The gas turbines will be supplied by General Electric. The LM2500 gas turbine is the world’s most commonly used gas turbine in naval ships. The Finnish Defence Forces will be the 39th navy in the world to adopt this turbine model. The LM2500 gas turbines will be Made in the U.S. at GE’s manufacturing facility in Evendale, Ohio.

Each 3,900-ton corvette will feature one GE LM2500 gas turbine in a Combined Diesel eLectric And Gas turbine (CODLAG) configuration to reach speed in excess of 26 knots. GE also will provide a full complement of gas turbine auxiliary systems including electric start and water mist firefighting systems, fuel forward and water wash skids and controls.

The electrical power will be supplied by extremely quiet 12V 175D diesel generators from MAN Energy Solutions SE. The MAN 175D GenSets have double-elastic seating, and a number of GenSets will have noise enclosures for silent operation. MAN 175D is the only high-speed navy GenSet able to reach that power level with 12 cylinders, which makes it more compact and more effective in terms of maintenance. The engines will be suitable for arctic operation and capable of functioning in extremely low air-intake temperatures.

During normal patrol operations, each ship's twin, ice-strengthened, controllable-pitch propellers will be driven by electric propulsion motors with a number of the four MAN 175D diesel generators installed on double-resilient mounting for mission purposes.

(Image: MAN Energy Solutions)
RMC said several important factors were considered when selecting suppliers. These include the power/weight ratio of the engines and gear systems, reduced underwater noise, and warfighting vulnerability, which all play into the operative performance of the vessel. All systems also meet the demands of northern winter and ice-going conditions that are exceptional for warships. The engine and propulsion solution of the Squadron 2020 vessels is a so-called CODELAG (Combined Diesel Electric and Gas) system with two propeller shaft lines. When the ship travels at lower speeds, the vessel is driven by electrical engines, which connect to the gear and are powered by the diesel generators. At higher speeds and in heavy ice conditions, a high-power gas turbine is connected to the gear.

The systems and suppliers that were selected meet the criteria of national security of supply with which the vessels must comply. The vessels will be serviced in Finland throughout their lifecycle.

Squadron 2020 is a Finnish naval project that aims to replace seven older vessels. The four modern corvettes will then form the backbone of the navy into the 2050s. The overall length of the Pohjanmaa-class corvettes is 114 metres, with a beam of 16 metres and maximum draught of 5 metres – corresponding to a displacement of some 3,900 tonnes.

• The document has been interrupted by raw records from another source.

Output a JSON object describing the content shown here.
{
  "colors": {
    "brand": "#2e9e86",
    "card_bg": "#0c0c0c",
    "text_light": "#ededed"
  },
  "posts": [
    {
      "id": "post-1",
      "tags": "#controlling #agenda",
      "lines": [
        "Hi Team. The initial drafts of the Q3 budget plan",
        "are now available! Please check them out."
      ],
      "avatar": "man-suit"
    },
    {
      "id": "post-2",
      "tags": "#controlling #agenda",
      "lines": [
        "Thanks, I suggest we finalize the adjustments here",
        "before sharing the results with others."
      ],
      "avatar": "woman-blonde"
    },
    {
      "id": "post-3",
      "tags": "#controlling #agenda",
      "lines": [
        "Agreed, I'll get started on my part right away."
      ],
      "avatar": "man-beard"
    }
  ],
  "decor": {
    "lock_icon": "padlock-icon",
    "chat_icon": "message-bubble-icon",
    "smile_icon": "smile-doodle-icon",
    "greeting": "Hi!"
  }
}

RMC will construct the vessels in Rauma, southwestern Finland between 2022-2025. The first test-runs at sea are already scheduled for 2024 with all vessels projected for completion by 2028.